Still, the Colts' defense was charged with allowing more than 30 points for the first time this year – they were the last team in the NFL to not have allowed 30 or more points in a game – and the Cowboys, led by Ezekiel Elliott and Tony Pollard, averaged 6.5 yards per carry, gaining 220 yards on 34 attempts.
"That was a very talented team on both sides of the ball," Franklin said. "After a while, you keep giving them shots on goal, they are going to do what the great shooters do – they are going to make it."
The Colts take on the Dallas Cowboys on Sunday Night Football at AT&T Stadium.
4. Bernhard Raimann continued showing signs of progress.
It wasn't perfect, of course, but it's notable the Colts held Cowboys edge rushing terrors Micah Parsons (12 sacks) and DeMarcus Lawrence (six sacks) to no sacks on Sunday night.
"I thought for the most part we did a pretty good job on first and second down," Ryan said. "Have to take a look at the tape and see what we did, but I thought our guys battled hard up front."
Rookie left tackle Bernhard Raimann earned the Colts' highest Pro Football Focus pass protection grade (78.8) of the night, continuing an encouraging upward trajectory for the 2022 third-round pick. He didn't allow a pressure when lined up against Parsons, and allowed one pressure when lined up against Lawrence, per Pro Football Focus. Raimann has now had a PFF pass blocking grade of at least 70 in three of his last five starts.
5. A week after Jelani Woods broke out for 8 catches and 98 yards against the Steelers, another rookie made plays on offense.
Alec Pierce took responsibility for Ryan's first interception, which tipped off his hands on a late-second-quarter drive (Ryan thought the defensive back guarding Pierce made contact early, which led to Pierce losing his balance and ultimately the interception). But Pierce caught four passes for 86 yards, highlighted by a 45-yard snag on a go ball and a 15-yard touchdown.
Pierce's speed, athleticism and body control all shined on those receptions, which came after he had only four catches for 51 yards over his previous four games.

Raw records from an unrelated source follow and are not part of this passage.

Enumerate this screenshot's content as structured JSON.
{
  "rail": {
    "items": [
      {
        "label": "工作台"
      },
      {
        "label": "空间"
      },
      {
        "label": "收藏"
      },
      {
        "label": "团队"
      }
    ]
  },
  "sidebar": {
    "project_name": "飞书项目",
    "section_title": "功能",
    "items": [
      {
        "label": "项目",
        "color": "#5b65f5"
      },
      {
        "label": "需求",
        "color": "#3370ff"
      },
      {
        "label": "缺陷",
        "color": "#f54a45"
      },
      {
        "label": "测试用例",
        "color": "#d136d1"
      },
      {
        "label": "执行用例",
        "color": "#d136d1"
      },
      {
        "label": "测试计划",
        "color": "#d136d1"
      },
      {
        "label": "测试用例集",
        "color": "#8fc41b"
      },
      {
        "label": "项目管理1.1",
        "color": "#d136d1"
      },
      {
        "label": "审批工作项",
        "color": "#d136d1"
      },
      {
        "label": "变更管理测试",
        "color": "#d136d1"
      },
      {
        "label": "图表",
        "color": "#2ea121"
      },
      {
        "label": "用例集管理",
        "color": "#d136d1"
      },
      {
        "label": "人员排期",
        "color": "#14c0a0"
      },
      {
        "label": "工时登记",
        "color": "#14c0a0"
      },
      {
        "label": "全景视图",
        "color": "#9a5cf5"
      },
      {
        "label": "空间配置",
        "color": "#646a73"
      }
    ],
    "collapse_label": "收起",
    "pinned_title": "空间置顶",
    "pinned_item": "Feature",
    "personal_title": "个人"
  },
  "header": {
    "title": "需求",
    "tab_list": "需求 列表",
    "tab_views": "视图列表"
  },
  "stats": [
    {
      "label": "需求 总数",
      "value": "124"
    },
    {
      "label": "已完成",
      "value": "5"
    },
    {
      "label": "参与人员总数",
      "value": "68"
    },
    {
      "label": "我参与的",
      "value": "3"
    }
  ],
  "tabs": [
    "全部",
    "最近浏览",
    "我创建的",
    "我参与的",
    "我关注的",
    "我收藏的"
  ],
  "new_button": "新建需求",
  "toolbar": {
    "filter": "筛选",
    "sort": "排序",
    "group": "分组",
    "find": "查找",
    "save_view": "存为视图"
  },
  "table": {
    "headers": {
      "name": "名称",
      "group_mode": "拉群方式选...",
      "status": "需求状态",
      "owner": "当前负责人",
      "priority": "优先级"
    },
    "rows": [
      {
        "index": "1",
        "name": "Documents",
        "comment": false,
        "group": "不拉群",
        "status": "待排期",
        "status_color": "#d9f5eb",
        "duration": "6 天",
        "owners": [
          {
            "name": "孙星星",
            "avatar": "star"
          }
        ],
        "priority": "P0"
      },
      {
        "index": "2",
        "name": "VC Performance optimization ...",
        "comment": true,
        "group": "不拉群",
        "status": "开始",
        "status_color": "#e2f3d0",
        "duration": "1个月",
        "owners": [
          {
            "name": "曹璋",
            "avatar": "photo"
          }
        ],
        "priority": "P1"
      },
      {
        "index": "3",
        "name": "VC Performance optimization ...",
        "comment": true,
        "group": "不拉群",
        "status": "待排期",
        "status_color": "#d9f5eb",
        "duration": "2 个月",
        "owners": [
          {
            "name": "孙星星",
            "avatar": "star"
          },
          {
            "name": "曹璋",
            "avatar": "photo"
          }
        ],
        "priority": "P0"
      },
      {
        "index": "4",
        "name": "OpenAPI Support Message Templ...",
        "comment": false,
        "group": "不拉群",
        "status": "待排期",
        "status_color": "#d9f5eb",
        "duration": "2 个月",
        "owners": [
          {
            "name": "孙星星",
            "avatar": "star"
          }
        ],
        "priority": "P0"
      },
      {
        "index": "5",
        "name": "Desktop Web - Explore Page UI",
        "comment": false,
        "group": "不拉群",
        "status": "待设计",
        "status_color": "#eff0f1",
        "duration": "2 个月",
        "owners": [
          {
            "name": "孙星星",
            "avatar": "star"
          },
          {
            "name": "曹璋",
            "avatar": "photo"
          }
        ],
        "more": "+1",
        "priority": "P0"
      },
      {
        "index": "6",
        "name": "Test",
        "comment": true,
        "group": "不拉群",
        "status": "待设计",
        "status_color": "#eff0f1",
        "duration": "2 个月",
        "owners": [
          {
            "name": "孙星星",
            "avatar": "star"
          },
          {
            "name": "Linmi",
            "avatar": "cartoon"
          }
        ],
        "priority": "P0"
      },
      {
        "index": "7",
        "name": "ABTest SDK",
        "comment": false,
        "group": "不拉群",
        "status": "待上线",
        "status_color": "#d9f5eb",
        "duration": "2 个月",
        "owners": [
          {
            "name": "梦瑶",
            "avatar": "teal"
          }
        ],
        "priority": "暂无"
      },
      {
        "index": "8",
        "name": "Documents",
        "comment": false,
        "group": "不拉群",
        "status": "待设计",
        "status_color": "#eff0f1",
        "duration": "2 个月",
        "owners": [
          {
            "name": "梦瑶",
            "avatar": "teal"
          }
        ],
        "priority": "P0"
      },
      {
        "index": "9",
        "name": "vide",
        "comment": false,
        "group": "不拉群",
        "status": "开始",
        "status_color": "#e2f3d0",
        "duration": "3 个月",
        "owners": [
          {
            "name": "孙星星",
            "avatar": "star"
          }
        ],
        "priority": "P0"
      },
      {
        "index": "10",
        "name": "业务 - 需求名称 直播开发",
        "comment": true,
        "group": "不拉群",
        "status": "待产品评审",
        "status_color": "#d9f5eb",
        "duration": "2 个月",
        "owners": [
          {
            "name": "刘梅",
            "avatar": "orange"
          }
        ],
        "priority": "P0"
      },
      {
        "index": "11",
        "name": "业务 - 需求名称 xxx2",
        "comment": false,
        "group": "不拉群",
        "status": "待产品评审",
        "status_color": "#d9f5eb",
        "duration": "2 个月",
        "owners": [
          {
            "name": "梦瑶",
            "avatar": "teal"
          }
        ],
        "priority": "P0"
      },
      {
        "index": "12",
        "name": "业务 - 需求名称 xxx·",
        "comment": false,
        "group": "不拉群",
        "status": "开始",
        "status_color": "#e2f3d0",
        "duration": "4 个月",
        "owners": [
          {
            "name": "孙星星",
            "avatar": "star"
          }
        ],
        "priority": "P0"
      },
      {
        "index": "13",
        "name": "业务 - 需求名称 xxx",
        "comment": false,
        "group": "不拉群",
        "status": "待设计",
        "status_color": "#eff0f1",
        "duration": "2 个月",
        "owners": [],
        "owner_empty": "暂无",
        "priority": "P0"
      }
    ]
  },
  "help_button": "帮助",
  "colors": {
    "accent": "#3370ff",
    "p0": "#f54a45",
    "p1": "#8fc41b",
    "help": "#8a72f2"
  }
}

Wide receivers coach Reggie Wayne said last week he didn't see Pierce hitting a rookie wall; instead, what he saw from the 2022 second-round pick on film was encouraging for when the ball would eventually come his way, as it did Sunday in Texas.
Prior to that four-game lull, Pierce was averaging four catches and 62 yards per game in Weeks 3-8.
"I think it's just what I'm used to. It's kind of how being a wide receiver is," Pierce said. "You're going to have hot streaks and then you're going to have weeks when you're not getting the ball. That's just part of the game. The thing that I'm not used to is, obviously, the team not performing on the wins and loss sheet like we should be. That's been tough."